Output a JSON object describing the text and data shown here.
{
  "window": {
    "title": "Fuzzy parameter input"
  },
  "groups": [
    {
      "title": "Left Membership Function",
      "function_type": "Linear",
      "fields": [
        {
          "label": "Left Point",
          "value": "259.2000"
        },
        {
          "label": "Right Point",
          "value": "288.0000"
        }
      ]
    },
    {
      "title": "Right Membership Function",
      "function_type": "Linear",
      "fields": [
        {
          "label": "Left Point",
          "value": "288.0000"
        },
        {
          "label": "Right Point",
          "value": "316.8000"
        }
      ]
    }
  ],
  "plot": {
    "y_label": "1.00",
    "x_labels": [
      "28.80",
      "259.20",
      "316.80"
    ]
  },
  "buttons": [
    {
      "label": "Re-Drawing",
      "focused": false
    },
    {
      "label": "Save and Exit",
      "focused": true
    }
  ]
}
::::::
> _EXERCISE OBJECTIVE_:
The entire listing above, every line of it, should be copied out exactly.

> _REPLY TO THE TASK_:
Output a JSON object describing the text and data shown here.
{
  "window": {
    "title": "Fuzzy parameter input"
  },
  "groups": [
    {
      "title": "Left Membership Function",
      "function_type": "Linear",
      "fields": [
        {
          "label": "Left Point",
          "value": "259.2000"
        },
        {
          "label": "Right Point",
          "value": "288.0000"
        }
      ]
    },
    {
      "title": "Right Membership Function",
      "function_type": "Linear",
      "fields": [
        {
          "label": "Left Point",
          "value": "288.0000"
        },
        {
          "label": "Right Point",
          "value": "316.8000"
        }
      ]
    }
  ],
  "plot": {
    "y_label": "1.00",
    "x_labels": [
      "28.80",
      "259.20",
      "316.80"
    ]
  },
  "buttons": [
    {
      "label": "Re-Drawing",
      "focused": false
    },
    {
      "label": "Save and Exit",
      "focused": true
    }
  ]
}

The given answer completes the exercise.